START Given entries

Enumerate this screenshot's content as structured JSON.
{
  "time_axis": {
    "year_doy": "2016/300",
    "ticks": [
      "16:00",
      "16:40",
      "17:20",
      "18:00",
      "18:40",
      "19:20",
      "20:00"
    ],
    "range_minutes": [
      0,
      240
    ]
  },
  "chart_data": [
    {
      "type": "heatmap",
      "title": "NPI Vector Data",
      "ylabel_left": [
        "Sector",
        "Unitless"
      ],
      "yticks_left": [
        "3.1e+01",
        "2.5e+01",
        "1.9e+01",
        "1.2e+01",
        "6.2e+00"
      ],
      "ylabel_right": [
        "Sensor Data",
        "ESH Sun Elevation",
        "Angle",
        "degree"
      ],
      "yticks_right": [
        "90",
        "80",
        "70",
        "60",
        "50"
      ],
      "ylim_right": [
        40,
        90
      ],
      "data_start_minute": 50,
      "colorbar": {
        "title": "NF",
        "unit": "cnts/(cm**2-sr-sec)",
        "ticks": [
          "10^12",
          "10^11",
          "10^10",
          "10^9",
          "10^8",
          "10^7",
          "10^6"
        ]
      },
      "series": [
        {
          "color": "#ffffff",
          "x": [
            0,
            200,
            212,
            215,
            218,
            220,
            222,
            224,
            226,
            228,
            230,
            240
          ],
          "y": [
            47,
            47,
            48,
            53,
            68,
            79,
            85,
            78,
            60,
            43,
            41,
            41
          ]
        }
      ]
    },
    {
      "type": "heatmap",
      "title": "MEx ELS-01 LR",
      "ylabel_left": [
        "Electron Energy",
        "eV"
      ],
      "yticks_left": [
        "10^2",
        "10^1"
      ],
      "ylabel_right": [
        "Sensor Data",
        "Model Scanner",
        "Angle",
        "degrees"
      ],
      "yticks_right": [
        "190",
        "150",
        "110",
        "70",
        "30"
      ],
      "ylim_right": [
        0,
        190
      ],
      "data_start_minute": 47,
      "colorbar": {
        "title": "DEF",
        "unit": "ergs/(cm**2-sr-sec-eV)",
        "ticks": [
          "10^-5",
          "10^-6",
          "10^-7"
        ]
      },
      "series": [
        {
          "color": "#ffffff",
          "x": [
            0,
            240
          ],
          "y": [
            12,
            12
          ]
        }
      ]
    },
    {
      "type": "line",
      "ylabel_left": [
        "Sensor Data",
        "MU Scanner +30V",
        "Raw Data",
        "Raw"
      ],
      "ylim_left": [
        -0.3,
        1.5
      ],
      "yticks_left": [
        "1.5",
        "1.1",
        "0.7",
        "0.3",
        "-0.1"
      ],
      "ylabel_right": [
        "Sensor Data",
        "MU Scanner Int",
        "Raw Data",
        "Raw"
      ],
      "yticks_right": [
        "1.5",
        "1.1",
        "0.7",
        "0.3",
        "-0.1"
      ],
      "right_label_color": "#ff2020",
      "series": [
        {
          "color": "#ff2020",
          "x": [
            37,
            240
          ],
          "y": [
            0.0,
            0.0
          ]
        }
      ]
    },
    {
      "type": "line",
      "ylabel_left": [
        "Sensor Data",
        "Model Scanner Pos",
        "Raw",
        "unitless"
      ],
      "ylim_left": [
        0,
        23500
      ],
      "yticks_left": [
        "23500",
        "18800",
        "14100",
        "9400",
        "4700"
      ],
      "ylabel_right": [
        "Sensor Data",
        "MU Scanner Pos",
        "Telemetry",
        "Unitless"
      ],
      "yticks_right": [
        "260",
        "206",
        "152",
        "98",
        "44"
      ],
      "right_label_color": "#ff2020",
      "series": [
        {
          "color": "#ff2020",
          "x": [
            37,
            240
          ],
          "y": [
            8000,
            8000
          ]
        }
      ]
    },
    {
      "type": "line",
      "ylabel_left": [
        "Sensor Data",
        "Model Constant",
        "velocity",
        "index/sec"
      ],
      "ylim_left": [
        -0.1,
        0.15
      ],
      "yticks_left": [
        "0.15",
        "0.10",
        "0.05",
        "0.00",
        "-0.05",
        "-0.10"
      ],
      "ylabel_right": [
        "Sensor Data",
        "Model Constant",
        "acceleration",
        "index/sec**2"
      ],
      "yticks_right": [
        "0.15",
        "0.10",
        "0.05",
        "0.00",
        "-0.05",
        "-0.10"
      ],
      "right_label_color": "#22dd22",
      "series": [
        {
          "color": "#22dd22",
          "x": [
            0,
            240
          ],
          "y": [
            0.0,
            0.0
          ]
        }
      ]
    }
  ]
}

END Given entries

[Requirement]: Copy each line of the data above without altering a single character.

[Your solution]:
Enumerate this screenshot's content as structured JSON.
{
  "time_axis": {
    "year_doy": "2016/300",
    "ticks": [
      "16:00",
      "16:40",
      "17:20",
      "18:00",
      "18:40",
      "19:20",
      "20:00"
    ],
    "range_minutes": [
      0,
      240
    ]
  },
  "chart_data": [
    {
      "type": "heatmap",
      "title": "NPI Vector Data",
      "ylabel_left": [
        "Sector",
        "Unitless"
      ],
      "yticks_left": [
        "3.1e+01",
        "2.5e+01",
        "1.9e+01",
        "1.2e+01",
        "6.2e+00"
      ],
      "ylabel_right": [
        "Sensor Data",
        "ESH Sun Elevation",
        "Angle",
        "degree"
      ],
      "yticks_right": [
        "90",
        "80",
        "70",
        "60",
        "50"
      ],
      "ylim_right": [
        40,
        90
      ],
      "data_start_minute": 50,
      "colorbar": {
        "title": "NF",
        "unit": "cnts/(cm**2-sr-sec)",
        "ticks": [
          "10^12",
          "10^11",
          "10^10",
          "10^9",
          "10^8",
          "10^7",
          "10^6"
        ]
      },
      "series": [
        {
          "color": "#ffffff",
          "x": [
            0,
            200,
            212,
            215,
            218,
            220,
            222,
            224,
            226,
            228,
            230,
            240
          ],
          "y": [
            47,
            47,
            48,
            53,
            68,
            79,
            85,
            78,
            60,
            43,
            41,
            41
          ]
        }
      ]
    },
    {
      "type": "heatmap",
      "title": "MEx ELS-01 LR",
      "ylabel_left": [
        "Electron Energy",
        "eV"
      ],
      "yticks_left": [
        "10^2",
        "10^1"
      ],
      "ylabel_right": [
        "Sensor Data",
        "Model Scanner",
        "Angle",
        "degrees"
      ],
      "yticks_right": [
        "190",
        "150",
        "110",
        "70",
        "30"
      ],
      "ylim_right": [
        0,
        190
      ],
      "data_start_minute": 47,
      "colorbar": {
        "title": "DEF",
        "unit": "ergs/(cm**2-sr-sec-eV)",
        "ticks": [
          "10^-5",
          "10^-6",
          "10^-7"
        ]
      },
      "series": [
        {
          "color": "#ffffff",
          "x": [
            0,
            240
          ],
          "y": [
            12,
            12
          ]
        }
      ]
    },
    {
      "type": "line",
      "ylabel_left": [
        "Sensor Data",
        "MU Scanner +30V",
        "Raw Data",
        "Raw"
      ],
      "ylim_left": [
        -0.3,
        1.5
      ],
      "yticks_left": [
        "1.5",
        "1.1",
        "0.7",
        "0.3",
        "-0.1"
      ],
      "ylabel_right": [
        "Sensor Data",
        "MU Scanner Int",
        "Raw Data",
        "Raw"
      ],
      "yticks_right": [
        "1.5",
        "1.1",
        "0.7",
        "0.3",
        "-0.1"
      ],
      "right_label_color": "#ff2020",
      "series": [
        {
          "color": "#ff2020",
          "x": [
            37,
            240
          ],
          "y": [
            0.0,
            0.0
          ]
        }
      ]
    },
    {
      "type": "line",
      "ylabel_left": [
        "Sensor Data",
        "Model Scanner Pos",
        "Raw",
        "unitless"
      ],
      "ylim_left": [
        0,
        23500
      ],
      "yticks_left": [
        "23500",
        "18800",
        "14100",
        "9400",
        "4700"
      ],
      "ylabel_right": [
        "Sensor Data",
        "MU Scanner Pos",
        "Telemetry",
        "Unitless"
      ],
      "yticks_right": [
        "260",
        "206",
        "152",
        "98",
        "44"
      ],
      "right_label_color": "#ff2020",
      "series": [
        {
          "color": "#ff2020",
          "x": [
            37,
            240
          ],
          "y": [
            8000,
            8000
          ]
        }
      ]
    },
    {
      "type": "line",
      "ylabel_left": [
        "Sensor Data",
        "Model Constant",
        "velocity",
        "index/sec"
      ],
      "ylim_left": [
        -0.1,
        0.15
      ],
      "yticks_left": [
        "0.15",
        "0.10",
        "0.05",
        "0.00",
        "-0.05",
        "-0.10"
      ],
      "ylabel_right": [
        "Sensor Data",
        "Model Constant",
        "acceleration",
        "index/sec**2"
      ],
      "yticks_right": [
        "0.15",
        "0.10",
        "0.05",
        "0.00",
        "-0.05",
        "-0.10"
      ],
      "right_label_color": "#22dd22",
      "series": [
        {
          "color": "#22dd22",
          "x": [
            0,
            240
          ],
          "y": [
            0.0,
            0.0
          ]
        }
      ]
    }
  ]
}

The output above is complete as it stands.